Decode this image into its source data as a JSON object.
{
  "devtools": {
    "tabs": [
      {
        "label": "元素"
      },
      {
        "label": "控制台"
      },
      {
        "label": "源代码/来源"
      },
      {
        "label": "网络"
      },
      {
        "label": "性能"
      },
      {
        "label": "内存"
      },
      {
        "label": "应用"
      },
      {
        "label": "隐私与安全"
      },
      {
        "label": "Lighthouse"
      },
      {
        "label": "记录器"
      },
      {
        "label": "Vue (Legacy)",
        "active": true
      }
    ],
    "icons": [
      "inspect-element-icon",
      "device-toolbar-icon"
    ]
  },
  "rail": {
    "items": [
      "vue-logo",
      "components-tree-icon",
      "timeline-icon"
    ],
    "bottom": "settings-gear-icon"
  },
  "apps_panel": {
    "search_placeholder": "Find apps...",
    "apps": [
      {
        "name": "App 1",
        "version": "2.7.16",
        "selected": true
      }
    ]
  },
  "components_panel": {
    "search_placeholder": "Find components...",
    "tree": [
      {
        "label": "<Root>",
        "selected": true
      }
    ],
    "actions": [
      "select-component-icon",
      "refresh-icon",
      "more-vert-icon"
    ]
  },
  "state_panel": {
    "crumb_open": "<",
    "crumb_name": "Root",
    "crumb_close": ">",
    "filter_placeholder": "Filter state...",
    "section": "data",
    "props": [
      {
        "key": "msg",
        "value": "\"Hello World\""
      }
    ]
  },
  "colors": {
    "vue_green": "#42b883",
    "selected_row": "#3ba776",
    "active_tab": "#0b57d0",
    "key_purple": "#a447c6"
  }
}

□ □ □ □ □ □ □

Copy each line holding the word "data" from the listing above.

_Answer space_:
Decode this image into its source data as a JSON object.
    "section": "data",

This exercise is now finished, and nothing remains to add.